Originally posted by fraterormus
The thing that seems odd about this story is that Geomyces Spores are common in most houses, and very common on childhood playgrounds and sandboxes. So, this couldn't possibly be a measure to protect humans
University of Hawaii, Botany Department
We often come in contact with fungi during our everyday routines, some which are potentially pathogenic to human and others not. We may be exposed simply by walking by construction areas where the soil has been disturbed and scattered into the wind by the machinery, we are constantly exposed while we are hiking, jogging, hunting or fishing. During recreation when we injure ourselves, such as with puncture wound, abrasions, burns or even by inhalation of a large number of harmful spores. Fortunately, most of us have an immune system that will protect us from such infections by fungi, but some individuals will contract fungal diseases from such injuries.

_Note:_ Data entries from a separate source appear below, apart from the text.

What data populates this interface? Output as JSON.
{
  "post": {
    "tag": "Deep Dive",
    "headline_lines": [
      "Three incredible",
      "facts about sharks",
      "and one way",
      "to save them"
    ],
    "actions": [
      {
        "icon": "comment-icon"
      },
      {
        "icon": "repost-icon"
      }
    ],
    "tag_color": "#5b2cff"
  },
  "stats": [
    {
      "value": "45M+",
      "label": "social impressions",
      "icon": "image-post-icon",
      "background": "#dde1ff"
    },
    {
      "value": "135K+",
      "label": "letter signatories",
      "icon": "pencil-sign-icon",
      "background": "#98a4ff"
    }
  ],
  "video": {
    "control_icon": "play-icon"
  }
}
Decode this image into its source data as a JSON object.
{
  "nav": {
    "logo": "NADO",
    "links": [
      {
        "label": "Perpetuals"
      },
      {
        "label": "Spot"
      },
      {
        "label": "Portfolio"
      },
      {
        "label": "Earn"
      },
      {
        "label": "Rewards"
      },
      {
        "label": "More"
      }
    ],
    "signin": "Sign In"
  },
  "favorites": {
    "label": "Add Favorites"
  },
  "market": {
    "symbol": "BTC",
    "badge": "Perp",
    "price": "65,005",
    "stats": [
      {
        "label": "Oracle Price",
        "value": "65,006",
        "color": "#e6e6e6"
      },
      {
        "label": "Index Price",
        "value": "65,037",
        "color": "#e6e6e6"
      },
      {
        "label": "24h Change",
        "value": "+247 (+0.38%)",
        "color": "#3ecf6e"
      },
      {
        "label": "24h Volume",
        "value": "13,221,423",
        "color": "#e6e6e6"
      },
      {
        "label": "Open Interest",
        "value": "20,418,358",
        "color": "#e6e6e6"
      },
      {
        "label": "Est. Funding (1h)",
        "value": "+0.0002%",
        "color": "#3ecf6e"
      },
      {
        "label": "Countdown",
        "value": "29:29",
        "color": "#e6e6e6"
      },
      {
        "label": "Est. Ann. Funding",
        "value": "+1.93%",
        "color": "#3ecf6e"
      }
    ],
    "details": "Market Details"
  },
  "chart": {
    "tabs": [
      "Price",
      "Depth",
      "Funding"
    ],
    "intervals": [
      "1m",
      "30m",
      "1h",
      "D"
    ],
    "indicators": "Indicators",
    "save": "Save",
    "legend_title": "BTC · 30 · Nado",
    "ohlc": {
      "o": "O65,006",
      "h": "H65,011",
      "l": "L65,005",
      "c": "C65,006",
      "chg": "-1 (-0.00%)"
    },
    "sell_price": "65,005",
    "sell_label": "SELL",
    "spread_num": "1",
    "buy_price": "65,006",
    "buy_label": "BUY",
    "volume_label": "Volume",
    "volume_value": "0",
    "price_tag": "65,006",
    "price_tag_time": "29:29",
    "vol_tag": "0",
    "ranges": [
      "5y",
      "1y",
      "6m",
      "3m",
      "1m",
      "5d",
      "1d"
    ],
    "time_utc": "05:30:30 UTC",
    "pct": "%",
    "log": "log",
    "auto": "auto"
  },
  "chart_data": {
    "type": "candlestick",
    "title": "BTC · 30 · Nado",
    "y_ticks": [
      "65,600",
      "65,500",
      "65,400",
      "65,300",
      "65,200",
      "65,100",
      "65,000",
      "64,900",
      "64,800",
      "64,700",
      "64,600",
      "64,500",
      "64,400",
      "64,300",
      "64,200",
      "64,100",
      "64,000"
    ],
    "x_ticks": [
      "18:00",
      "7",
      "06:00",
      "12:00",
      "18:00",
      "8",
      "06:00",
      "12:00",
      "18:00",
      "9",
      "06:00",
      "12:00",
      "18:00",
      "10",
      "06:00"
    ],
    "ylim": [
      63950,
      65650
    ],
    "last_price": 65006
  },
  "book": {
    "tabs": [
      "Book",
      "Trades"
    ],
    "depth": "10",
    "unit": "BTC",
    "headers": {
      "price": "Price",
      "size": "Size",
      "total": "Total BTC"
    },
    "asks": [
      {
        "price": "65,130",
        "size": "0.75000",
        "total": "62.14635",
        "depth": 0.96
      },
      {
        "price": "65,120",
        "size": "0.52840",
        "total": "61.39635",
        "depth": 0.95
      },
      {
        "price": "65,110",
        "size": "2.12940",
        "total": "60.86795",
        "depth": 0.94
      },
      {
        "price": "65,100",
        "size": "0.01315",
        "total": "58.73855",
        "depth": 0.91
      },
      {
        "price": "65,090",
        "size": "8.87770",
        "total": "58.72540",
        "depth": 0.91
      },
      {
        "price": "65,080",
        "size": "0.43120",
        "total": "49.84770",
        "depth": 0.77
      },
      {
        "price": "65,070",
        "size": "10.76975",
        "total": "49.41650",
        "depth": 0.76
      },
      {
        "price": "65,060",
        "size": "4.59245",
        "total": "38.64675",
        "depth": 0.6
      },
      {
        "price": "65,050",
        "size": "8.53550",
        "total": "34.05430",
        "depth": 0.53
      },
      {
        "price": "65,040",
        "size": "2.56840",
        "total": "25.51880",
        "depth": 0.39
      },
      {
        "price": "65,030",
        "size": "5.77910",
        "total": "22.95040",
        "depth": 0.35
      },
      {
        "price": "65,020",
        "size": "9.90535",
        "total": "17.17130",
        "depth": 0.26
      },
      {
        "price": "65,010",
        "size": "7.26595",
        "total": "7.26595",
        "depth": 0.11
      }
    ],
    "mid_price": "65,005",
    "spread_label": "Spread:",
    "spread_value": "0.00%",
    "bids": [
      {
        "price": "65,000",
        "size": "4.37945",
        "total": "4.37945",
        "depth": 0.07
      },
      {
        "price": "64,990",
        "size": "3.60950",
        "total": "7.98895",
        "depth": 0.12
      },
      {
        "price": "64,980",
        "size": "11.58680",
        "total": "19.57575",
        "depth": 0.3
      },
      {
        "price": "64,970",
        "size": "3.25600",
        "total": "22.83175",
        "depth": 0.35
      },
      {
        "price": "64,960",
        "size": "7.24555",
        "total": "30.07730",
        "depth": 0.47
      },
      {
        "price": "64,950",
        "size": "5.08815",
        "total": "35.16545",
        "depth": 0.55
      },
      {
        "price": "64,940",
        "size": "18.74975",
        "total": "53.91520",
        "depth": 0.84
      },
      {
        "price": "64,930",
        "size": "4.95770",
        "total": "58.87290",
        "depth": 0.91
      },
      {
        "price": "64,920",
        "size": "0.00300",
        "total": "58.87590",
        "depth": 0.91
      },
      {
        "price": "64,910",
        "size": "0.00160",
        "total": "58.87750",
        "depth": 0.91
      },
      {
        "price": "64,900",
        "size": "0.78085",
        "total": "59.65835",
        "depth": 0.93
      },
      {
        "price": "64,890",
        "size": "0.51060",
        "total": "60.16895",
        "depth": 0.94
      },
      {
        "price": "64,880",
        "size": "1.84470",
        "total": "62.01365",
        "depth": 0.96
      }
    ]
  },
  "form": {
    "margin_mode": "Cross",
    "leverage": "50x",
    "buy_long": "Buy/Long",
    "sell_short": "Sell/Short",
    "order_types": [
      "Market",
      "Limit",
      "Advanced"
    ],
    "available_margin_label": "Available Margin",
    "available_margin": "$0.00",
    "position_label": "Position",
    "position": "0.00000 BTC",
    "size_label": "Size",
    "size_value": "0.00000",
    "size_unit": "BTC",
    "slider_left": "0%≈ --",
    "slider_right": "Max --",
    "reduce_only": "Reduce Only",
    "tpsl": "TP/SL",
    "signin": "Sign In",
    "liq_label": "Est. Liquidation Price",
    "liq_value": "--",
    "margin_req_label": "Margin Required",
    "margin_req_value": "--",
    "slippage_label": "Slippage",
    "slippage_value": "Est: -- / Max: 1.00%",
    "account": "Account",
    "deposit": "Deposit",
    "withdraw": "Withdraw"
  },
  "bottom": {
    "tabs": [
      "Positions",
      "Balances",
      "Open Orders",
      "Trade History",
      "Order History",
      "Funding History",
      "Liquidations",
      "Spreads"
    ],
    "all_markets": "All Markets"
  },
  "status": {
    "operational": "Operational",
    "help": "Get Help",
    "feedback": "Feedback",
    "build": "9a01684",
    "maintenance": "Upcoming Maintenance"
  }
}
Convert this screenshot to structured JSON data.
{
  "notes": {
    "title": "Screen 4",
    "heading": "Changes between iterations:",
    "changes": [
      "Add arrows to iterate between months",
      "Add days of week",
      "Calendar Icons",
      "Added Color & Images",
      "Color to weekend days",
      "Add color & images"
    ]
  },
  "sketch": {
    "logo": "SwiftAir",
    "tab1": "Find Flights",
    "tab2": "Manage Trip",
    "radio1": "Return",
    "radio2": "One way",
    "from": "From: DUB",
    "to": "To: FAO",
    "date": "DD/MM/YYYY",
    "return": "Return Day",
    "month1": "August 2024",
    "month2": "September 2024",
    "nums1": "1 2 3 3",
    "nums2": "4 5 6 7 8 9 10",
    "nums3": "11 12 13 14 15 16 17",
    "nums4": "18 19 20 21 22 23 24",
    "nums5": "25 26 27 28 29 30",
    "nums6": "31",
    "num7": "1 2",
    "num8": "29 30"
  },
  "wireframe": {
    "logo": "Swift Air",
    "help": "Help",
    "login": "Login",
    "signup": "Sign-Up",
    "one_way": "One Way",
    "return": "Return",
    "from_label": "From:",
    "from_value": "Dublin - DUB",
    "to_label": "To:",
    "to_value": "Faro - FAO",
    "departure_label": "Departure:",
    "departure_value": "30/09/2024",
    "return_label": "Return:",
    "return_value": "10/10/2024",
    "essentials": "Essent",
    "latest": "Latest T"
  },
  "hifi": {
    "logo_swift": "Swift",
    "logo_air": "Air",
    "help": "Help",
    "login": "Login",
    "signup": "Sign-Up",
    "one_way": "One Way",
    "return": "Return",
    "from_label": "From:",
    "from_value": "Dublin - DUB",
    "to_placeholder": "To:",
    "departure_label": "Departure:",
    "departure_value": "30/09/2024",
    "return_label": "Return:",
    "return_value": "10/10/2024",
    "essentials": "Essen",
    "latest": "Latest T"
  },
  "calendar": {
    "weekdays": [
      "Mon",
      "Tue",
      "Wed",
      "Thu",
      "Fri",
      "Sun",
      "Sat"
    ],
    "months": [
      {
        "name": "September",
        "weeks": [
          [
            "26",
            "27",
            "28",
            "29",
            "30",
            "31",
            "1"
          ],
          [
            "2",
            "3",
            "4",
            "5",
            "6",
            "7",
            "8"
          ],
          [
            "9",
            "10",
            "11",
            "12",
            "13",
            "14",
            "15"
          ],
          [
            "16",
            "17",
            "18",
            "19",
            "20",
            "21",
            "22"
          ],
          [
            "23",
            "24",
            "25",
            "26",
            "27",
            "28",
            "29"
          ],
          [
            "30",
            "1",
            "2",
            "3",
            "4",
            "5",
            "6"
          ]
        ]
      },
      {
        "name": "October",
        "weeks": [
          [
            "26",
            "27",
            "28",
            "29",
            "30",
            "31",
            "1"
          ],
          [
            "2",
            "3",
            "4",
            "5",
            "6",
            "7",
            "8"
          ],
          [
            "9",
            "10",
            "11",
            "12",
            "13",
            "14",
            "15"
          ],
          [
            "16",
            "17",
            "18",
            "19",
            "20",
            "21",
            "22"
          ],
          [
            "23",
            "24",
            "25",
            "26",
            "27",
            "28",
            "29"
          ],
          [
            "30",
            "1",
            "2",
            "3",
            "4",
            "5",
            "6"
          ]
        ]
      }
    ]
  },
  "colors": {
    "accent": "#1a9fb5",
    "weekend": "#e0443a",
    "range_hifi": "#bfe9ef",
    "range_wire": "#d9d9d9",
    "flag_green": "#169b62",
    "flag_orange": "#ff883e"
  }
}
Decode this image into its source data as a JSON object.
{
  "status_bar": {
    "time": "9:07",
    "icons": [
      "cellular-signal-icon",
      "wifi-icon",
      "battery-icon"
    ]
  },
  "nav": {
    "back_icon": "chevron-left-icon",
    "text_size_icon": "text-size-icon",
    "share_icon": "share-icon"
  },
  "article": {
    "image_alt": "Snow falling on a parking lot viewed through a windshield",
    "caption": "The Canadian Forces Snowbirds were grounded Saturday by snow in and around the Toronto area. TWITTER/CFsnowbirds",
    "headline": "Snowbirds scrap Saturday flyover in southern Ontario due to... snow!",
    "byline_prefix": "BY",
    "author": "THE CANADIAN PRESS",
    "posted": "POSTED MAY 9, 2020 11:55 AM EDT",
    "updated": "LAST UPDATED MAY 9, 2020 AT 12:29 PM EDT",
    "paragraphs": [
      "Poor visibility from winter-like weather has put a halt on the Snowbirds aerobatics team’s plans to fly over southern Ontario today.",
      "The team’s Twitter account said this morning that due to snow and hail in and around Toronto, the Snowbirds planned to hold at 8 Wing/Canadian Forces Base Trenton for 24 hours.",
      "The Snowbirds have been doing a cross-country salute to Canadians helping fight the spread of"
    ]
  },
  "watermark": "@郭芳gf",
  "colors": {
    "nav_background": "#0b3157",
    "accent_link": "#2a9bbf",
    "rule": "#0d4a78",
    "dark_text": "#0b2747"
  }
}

A little brown bat will eat at least half its body weight in insects every night from April to October, Kunz said. When a female bat is nursing her pup — bats give birth to one pup per year — she will eat her entire body weight every night. Multiplied by a few million bats, that’s several metric tons of insects removed from the air throughout North America.
if the bats died out, farmers would have to spend $750,000 to $1.2 million on pesticides every summer to protect their cotton crops.
“Without bats, people are going to end up using more pesticides, there will be more water and soil contamination, more human contamination,” Kunz said.
Originally posted by antar
You sound very learned. Good to know about the diseases you can pick up in a cave, yuck! Think about that in the survival mode...
Originally posted by ModernAcademia
Star and Flag because it's an interesting topic, and your opening post was very well presented.
Monsanto makes GMO Seeds and pesticides.
Now do a google search with this "Monsanto Fungus"
Seems like they are becoming experts at it
Some investment analysts have anointed Monsanto, the 800-pound gorilla of the food biotechnology industry, the worst stock of the year. Whether or not the company is really doing that badly, it is not having a good year.
Originally posted by stereologist
The thread is overlooking the fact that most caves in the eastern US are controlled by private individuals. More are controlled by caving groups. Few are federally controlled. Closures in the mid-Atlantic states are being done by caving groups and individuals. This is a preventive measure to see what happens when the caves are closed to human traffic. I have spoken to friends of mine that are active cavers and they all think that human activity may be the reason for the spread of the disease. These people are concerned about wildlife and think that voluntary closures are important.
Originally posted by antar
Good to know about the diseases you can pick up in a cave, yuck! Think about that in the survival mode...
Five years after a bat-killing plague was discovered in the eastern United States, and three years after a fungus was linked to that plague, scientists have finally identified the pathogen and confirmed it is indeed responsible for the deaths, reports Reuters. The deadly white fungus Geomyces destructans is responsible for white-nose syndrome, which has killed about 1 million bats since 2006, wiping out more than 90% of some species of cave-dwelling bats.
Geomyces destructans hits bats while they hibernate, causing them to use their limited body fat reserves and exhibit strange behavior, such as flying deep into caves where they cannot find insects to eat or outside during the day. As the fungus spreads westward, wildlife experts worry about the potential effects the loss of insect-eating bat populations might have, with one study estimating the flying mammal is worth $3.7 billion a year.